Start of Records supplied

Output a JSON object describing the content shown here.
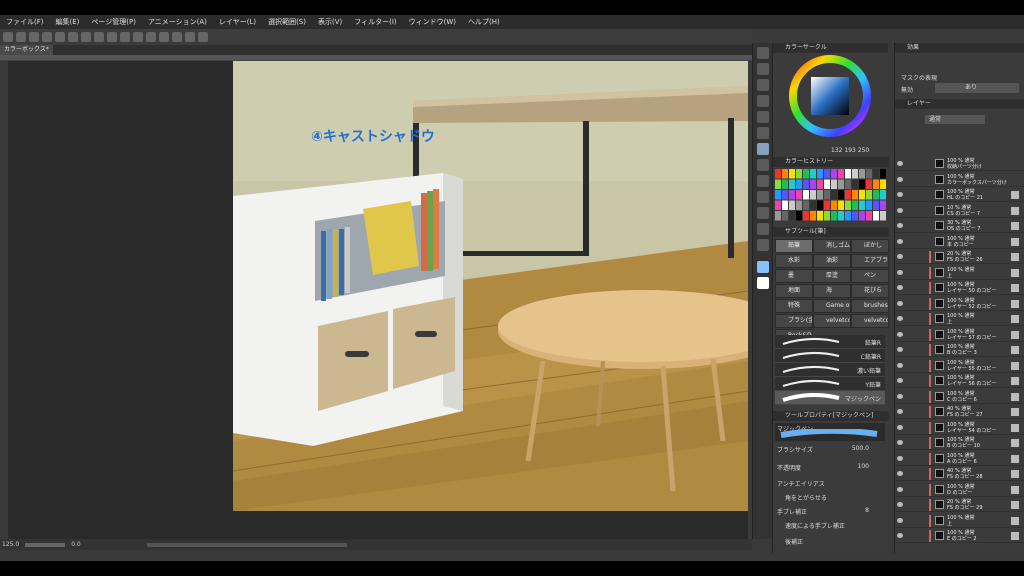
{
  "menu": [
    "ファイル(F)",
    "編集(E)",
    "ページ管理(P)",
    "アニメーション(A)",
    "レイヤー(L)",
    "選択範囲(S)",
    "表示(V)",
    "フィルター(I)",
    "ウィンドウ(W)",
    "ヘルプ(H)"
  ],
  "tab": {
    "label": "カラーボックス*"
  },
  "canvas": {
    "caption": "④キャストシャドウ"
  },
  "status": {
    "zoom": "125.0",
    "angle": "0.0"
  },
  "color_panel": {
    "title": "カラーサークル",
    "r": "132",
    "g": "193",
    "b": "250",
    "main_color": "#86c1fa"
  },
  "color_history": {
    "title": "カラーヒストリー"
  },
  "subtool": {
    "title": "サブツール[筆]",
    "items": [
      "鉛筆",
      "消しゴム",
      "ぼかし",
      "水彩",
      "油彩",
      "エアブラシ",
      "墨",
      "厚塗",
      "ペン",
      "地面",
      "海",
      "花びら",
      "特殊",
      "Game of",
      "brushes",
      "ブラシ(金)",
      "velvetco",
      "velvetco",
      "Rock&D"
    ]
  },
  "brushes": [
    "鉛筆R",
    "C鉛筆R",
    "濃い鉛筆",
    "Y鉛筆",
    "マジックペン"
  ],
  "tool_property": {
    "title": "ツールプロパティ[マジックペン]",
    "brush_name": "マジックペン",
    "brush_size_label": "ブラシサイズ",
    "brush_size": "500.0",
    "opacity_label": "不透明度",
    "opacity": "100",
    "antialias_label": "アンチエイリアス",
    "corner_label": "角をとがらせる",
    "stabilizer_label": "手ブレ補正",
    "stabilizer": "8",
    "speed_label": "速度による手ブレ補正",
    "post_label": "後補正"
  },
  "effects": {
    "title": "効果",
    "mask_label": "マスクの表現",
    "mask_none": "無効",
    "mask_value": "あり"
  },
  "layer_panel": {
    "title": "レイヤー",
    "blend": "通常"
  },
  "layers": [
    {
      "l1": "100 % 通常",
      "l2": "収納パーツ分け"
    },
    {
      "l1": "100 % 通常",
      "l2": "カラーボックスパーツ分け"
    },
    {
      "l1": "100 % 通常",
      "l2": "HL のコピー 21"
    },
    {
      "l1": "10 % 通常",
      "l2": "CS のコピー 7"
    },
    {
      "l1": "30 % 通常",
      "l2": "OS のコピー 7"
    },
    {
      "l1": "100 % 通常",
      "l2": "本 のコピー"
    },
    {
      "l1": "20 % 通常",
      "l2": "FS のコピー 26"
    },
    {
      "l1": "100 % 通常",
      "l2": "上"
    },
    {
      "l1": "100 % 通常",
      "l2": "レイヤー 50 のコピー"
    },
    {
      "l1": "100 % 通常",
      "l2": "レイヤー 52 のコピー"
    },
    {
      "l1": "100 % 通常",
      "l2": "上"
    },
    {
      "l1": "100 % 通常",
      "l2": "レイヤー 57 のコピー"
    },
    {
      "l1": "100 % 通常",
      "l2": "B のコピー 3"
    },
    {
      "l1": "100 % 通常",
      "l2": "レイヤー 55 のコピー"
    },
    {
      "l1": "100 % 通常",
      "l2": "レイヤー 56 のコピー"
    },
    {
      "l1": "100 % 通常",
      "l2": "C のコピー 6"
    },
    {
      "l1": "40 % 通常",
      "l2": "FS のコピー 27"
    },
    {
      "l1": "100 % 通常",
      "l2": "レイヤー 54 のコピー"
    },
    {
      "l1": "100 % 通常",
      "l2": "B のコピー 10"
    },
    {
      "l1": "100 % 通常",
      "l2": "A のコピー 6"
    },
    {
      "l1": "40 % 通常",
      "l2": "FS のコピー 28"
    },
    {
      "l1": "100 % 通常",
      "l2": "D のコピー"
    },
    {
      "l1": "20 % 通常",
      "l2": "FS のコピー 29"
    },
    {
      "l1": "100 % 通常",
      "l2": "上"
    },
    {
      "l1": "100 % 通常",
      "l2": "E のコピー 2"
    }
  ]
}
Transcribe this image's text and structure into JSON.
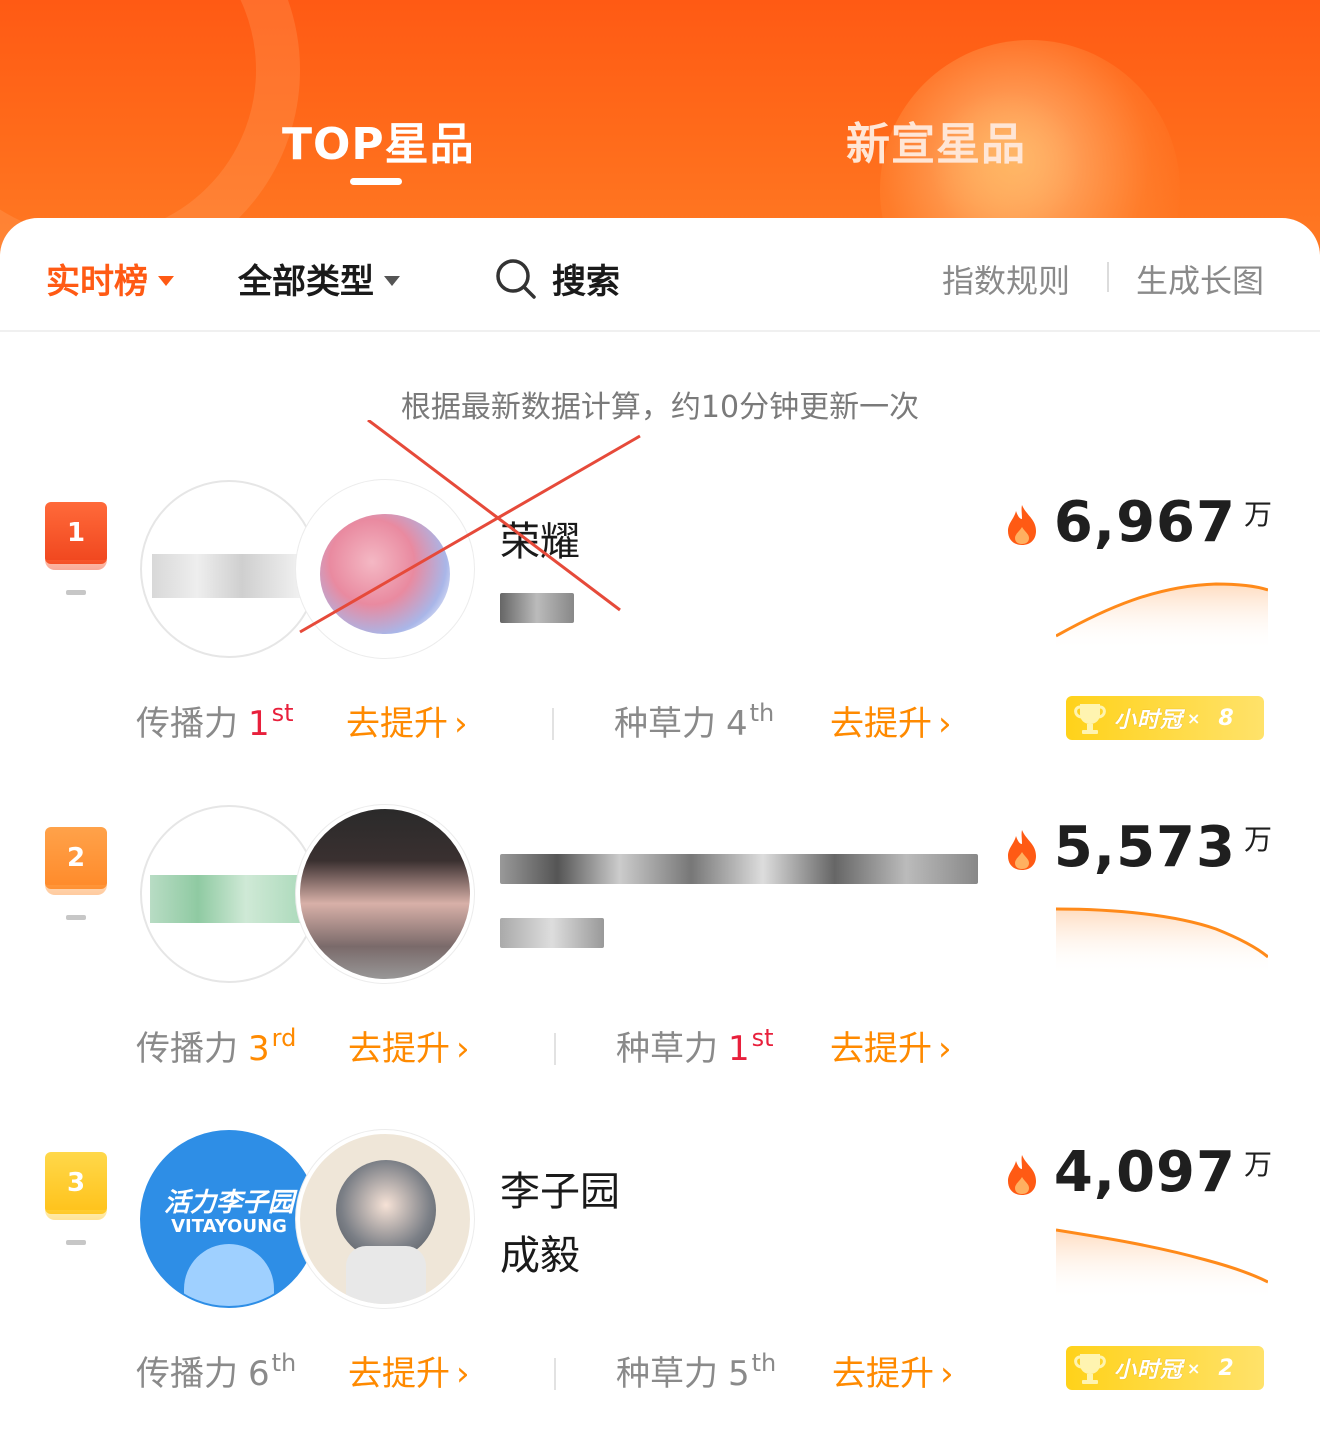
{
  "tabs": {
    "top": "TOP星品",
    "new": "新宣星品"
  },
  "filter": {
    "realtime": "实时榜",
    "type": "全部类型",
    "search": "搜索",
    "rule": "指数规则",
    "long_image": "生成长图"
  },
  "notice": "根据最新数据计算，约10分钟更新一次",
  "rows": [
    {
      "rank": "1",
      "name_line1": "荣耀",
      "name_line2": "",
      "score": "6,967",
      "unit": "万",
      "spread_label": "传播力",
      "spread_rank": "1",
      "spread_suffix": "st",
      "seed_label": "种草力",
      "seed_rank": "4",
      "seed_suffix": "th",
      "action": "去提升",
      "crown_label": "小时冠",
      "crown_x": "×",
      "crown_count": "8"
    },
    {
      "rank": "2",
      "name_line1": "",
      "name_line2": "",
      "score": "5,573",
      "unit": "万",
      "spread_label": "传播力",
      "spread_rank": "3",
      "spread_suffix": "rd",
      "seed_label": "种草力",
      "seed_rank": "1",
      "seed_suffix": "st",
      "action": "去提升"
    },
    {
      "rank": "3",
      "name_line1": "李子园",
      "name_line2": "成毅",
      "avatar_logo_line1": "活力李子园",
      "avatar_logo_line2": "VITAYOUNG",
      "score": "4,097",
      "unit": "万",
      "spread_label": "传播力",
      "spread_rank": "6",
      "spread_suffix": "th",
      "seed_label": "种草力",
      "seed_rank": "5",
      "seed_suffix": "th",
      "action": "去提升",
      "crown_label": "小时冠",
      "crown_x": "×",
      "crown_count": "2"
    }
  ],
  "colors": {
    "brand": "#ff5a14",
    "accent": "#ff8a00",
    "rank_first": "#e8203c"
  },
  "icons": {
    "search": "search-icon",
    "flame": "flame-icon",
    "trophy": "trophy-icon",
    "caret": "caret-down-icon",
    "chevron": "chevron-right-icon"
  }
}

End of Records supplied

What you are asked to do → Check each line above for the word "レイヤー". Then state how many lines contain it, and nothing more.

Completed task → 8